TInitially, your physician will ask about your general health state, your symptoms and your medical history (other medical conditions and risk factors you may have). Then, he/she will examine you, especially in the abdomen and the legs (groins, behind the knees, feet) to assess the strength of your pulses in your arteries.
If your physician suspects POAD, it is possible to proceed to simple tests such as:
For more precise assessment of the extent of the disease and the severity of the blockages in your arteries – particularly if operative management is planned – the physician may organise:
Unfortunately, this is extremely unlikely. However, the situation may improve, because:
If your symptoms are mild, you do not need an operation. However, because arterial disease is a warning sign for a heart attack or a stroke, you must control any risk factors like smoking, diabetes, high blood pressure, high cholesterol etc
In many patients, intermittent claudication remains stable for long periods of time or improves. If, however, it restricts your walking and this affects your lifestyle, your vascular surgeon will discuss the treatment options with you.
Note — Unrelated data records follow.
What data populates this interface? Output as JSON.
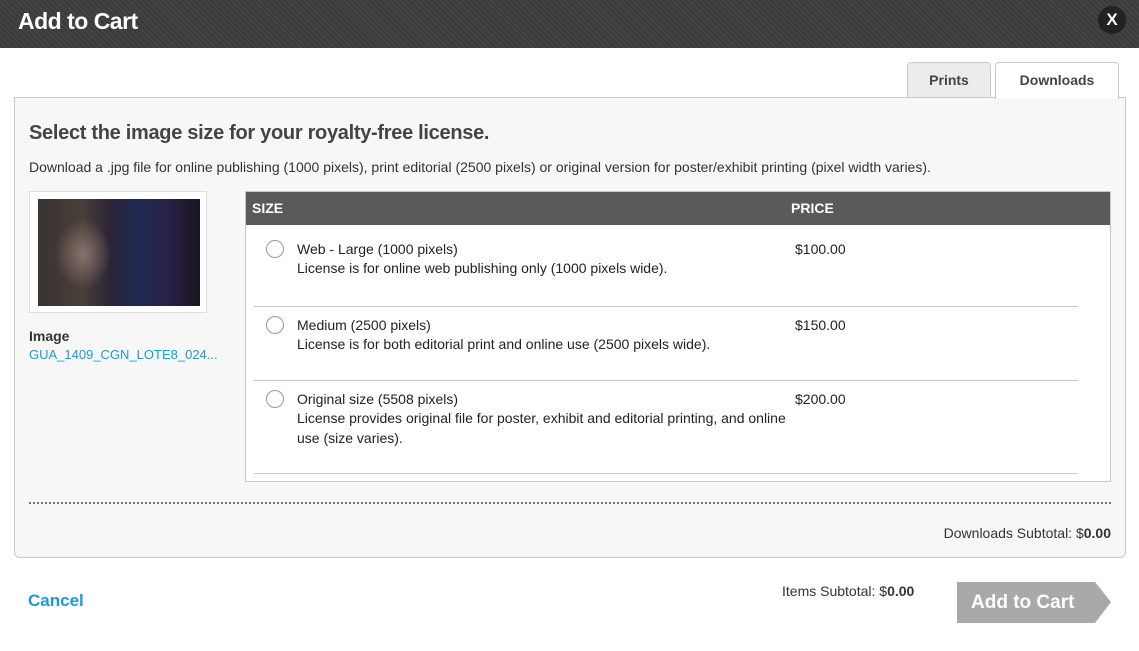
{
  "dialog": {
    "title": "Add to Cart",
    "close_label": "X"
  },
  "tabs": [
    {
      "label": "Prints"
    },
    {
      "label": "Downloads"
    }
  ],
  "main": {
    "heading": "Select the image size for your royalty-free license.",
    "description": "Download a .jpg file for online publishing (1000 pixels), print editorial (2500 pixels) or original version for poster/exhibit printing (pixel width varies).",
    "image_label": "Image",
    "image_filename": "GUA_1409_CGN_LOTE8_024..."
  },
  "table": {
    "headers": {
      "size": "SIZE",
      "price": "PRICE"
    },
    "options": [
      {
        "name": "Web - Large (1000 pixels)",
        "description": "License is for online web publishing only (1000 pixels wide).",
        "price": "$100.00"
      },
      {
        "name": "Medium (2500 pixels)",
        "description": "License is for both editorial print and online use (2500 pixels wide).",
        "price": "$150.00"
      },
      {
        "name": "Original size (5508 pixels)",
        "description": "License provides original file for poster, exhibit and editorial printing, and online use (size varies).",
        "price": "$200.00"
      }
    ]
  },
  "downloads_subtotal": {
    "label": "Downloads Subtotal: $",
    "value": "0.00"
  },
  "footer": {
    "cancel_label": "Cancel",
    "items_subtotal_label": "Items Subtotal: $",
    "items_subtotal_value": "0.00",
    "add_to_cart_label": "Add to Cart"
  },
  "colors": {
    "link": "#1e9ad6",
    "header_bg": "#5a5a5a",
    "button_bg": "#a9a9a9",
    "titlebar_bg": "#3d3d3d"
  }
}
In cases of critical limb ischaemia, an operation is usually required to improve the circulation to the leg, otherwise small superficial sores may develop into gangrene and the limb may be lost.
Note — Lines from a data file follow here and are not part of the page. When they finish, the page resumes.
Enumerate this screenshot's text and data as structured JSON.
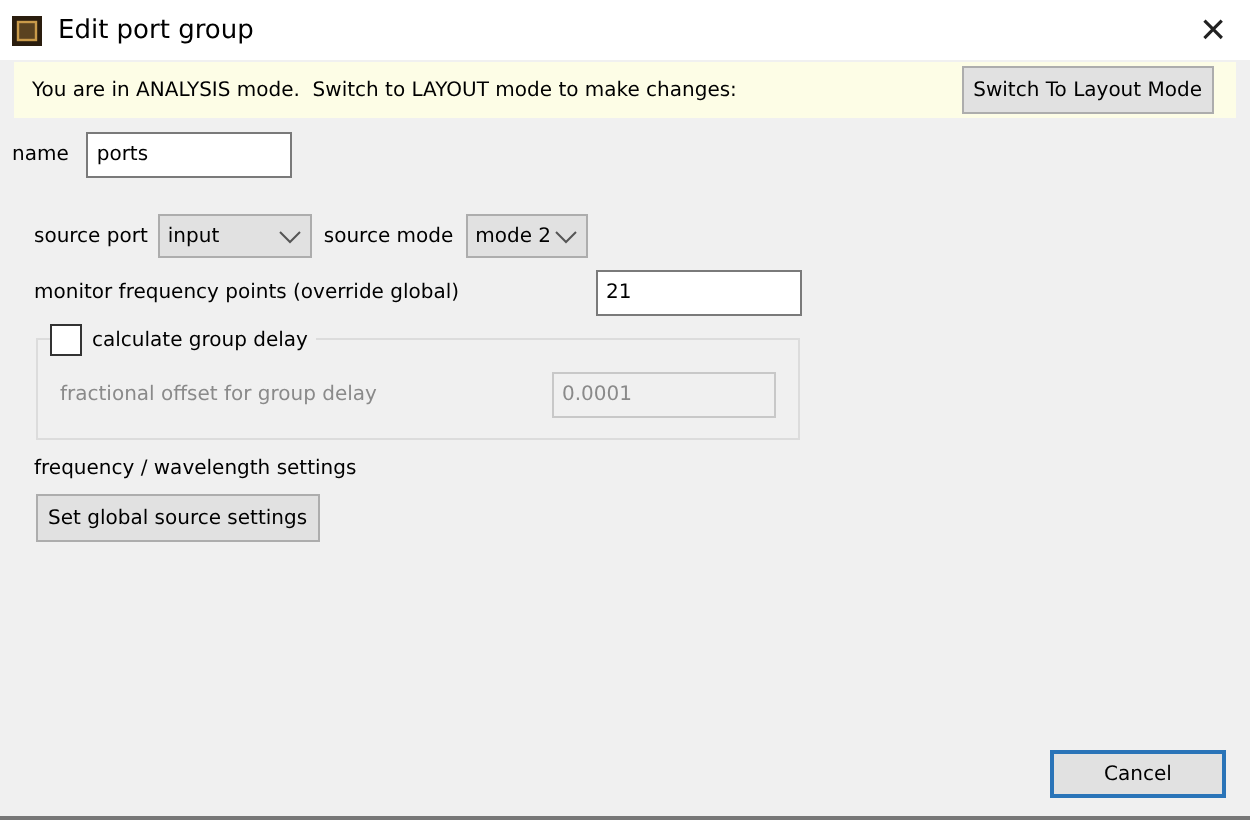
{
  "window": {
    "title": "Edit port group",
    "close": "×"
  },
  "banner": {
    "message": "You are in ANALYSIS mode.  Switch to LAYOUT mode to make changes:",
    "button": "Switch To Layout Mode"
  },
  "name": {
    "label": "name",
    "value": "ports"
  },
  "source_port": {
    "label": "source port",
    "value": "input"
  },
  "source_mode": {
    "label": "source mode",
    "value": "mode 2"
  },
  "monitor_points": {
    "label": "monitor frequency points (override global)",
    "value": "21"
  },
  "group_delay": {
    "label": "calculate group delay",
    "checked": false,
    "offset_label": "fractional offset for group delay",
    "offset_value": "0.0001",
    "disabled": true
  },
  "frequency_label": "frequency / wavelength settings",
  "global_button": "Set global source settings",
  "cancel_button": "Cancel"
}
There are three lines of treatment: conservative management, open operation and endovascular procedure (balloon angioplasty and/or stenting).
Conservative management – This includes:
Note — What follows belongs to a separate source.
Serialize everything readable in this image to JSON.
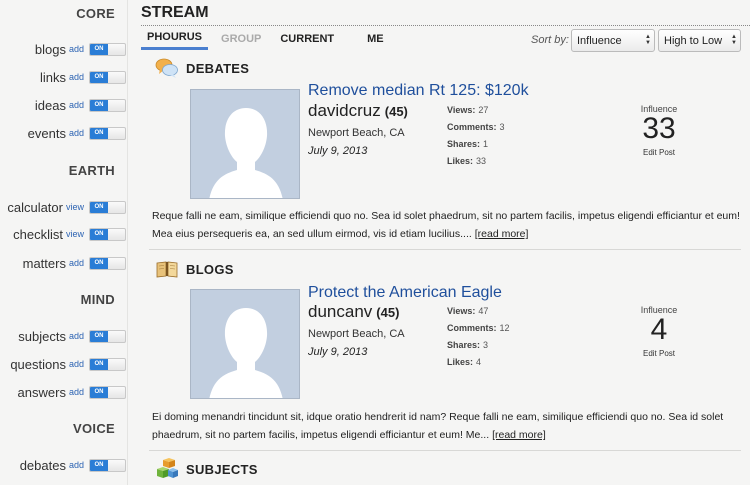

(i) Changes of lifestyle (See below What can I do to help myself?)
(ii) Medications. All patients need to take an antiplatelet drug (Aspirin or similar) and lipid-lowering drugs (statins, fibrates)
(iii) Walking exercise. Regular walking, for example at least 30 minutes 3-5 times a week, may help improve your symptoms within a few months
Arterial bypass operation with a graft – With this operation a new artery for blood flow to your leg is created bypassing the blockage of your artery. As bypass graft, the vascular surgeon uses a vein from your leg or a plastic tube, and connects it above and below the blockage. This procedure may be performed under general or spinal anaesthesia
Balloon angiopasty and/or stent placement – In certain cases like short blockages in large arteries, your vascular surgeon will select this procedure to increase the blood flow to your leg. This is commonly performed under local anaesthesia. The blockage is opened with a balloon under x-ray guidance. Occasionally, a metal stent is inserted to fit the dilated artery and hold it open. The value of this procedure is controversial in cases of intermittent claudication. The decision about the type of management depends upon the morphology and the extent of blockages as well as the general state of your health.
In certain cases, especially if there is gangrene, the vascular surgeon may recommend amputation surgery. This will happen if the circulation to the leg is very much reduced and cannot be improved.
Your vascular surgeon is the only physician qualified to offer all types of treatment for POAD and, therefore, able to recommend the option which is best for you.
Conservative management with a programme of walking is very helpful and safe. Because the surgical and endovascular procedures aren’t always successful, they are justified only in cases of very limiting intermittent claudication and critical ischaemia.
Very few people with intermittent claudication will ever be at risk of losing a leg through gangrene, particularly if they look after themselves appropriately. The simple instructions below are very effective.
On the contrary, critical ischaemia is a threat to the viability of the limb and it is the vascular surgeon’s job to prevent this outcome at all costs.
You should seriously consider changes that will help avert the chances to further damage your arteries. If you don’t, you are at increased risk for a heart attack, a stroke or further problems with the circulation to your feet.
These changes include: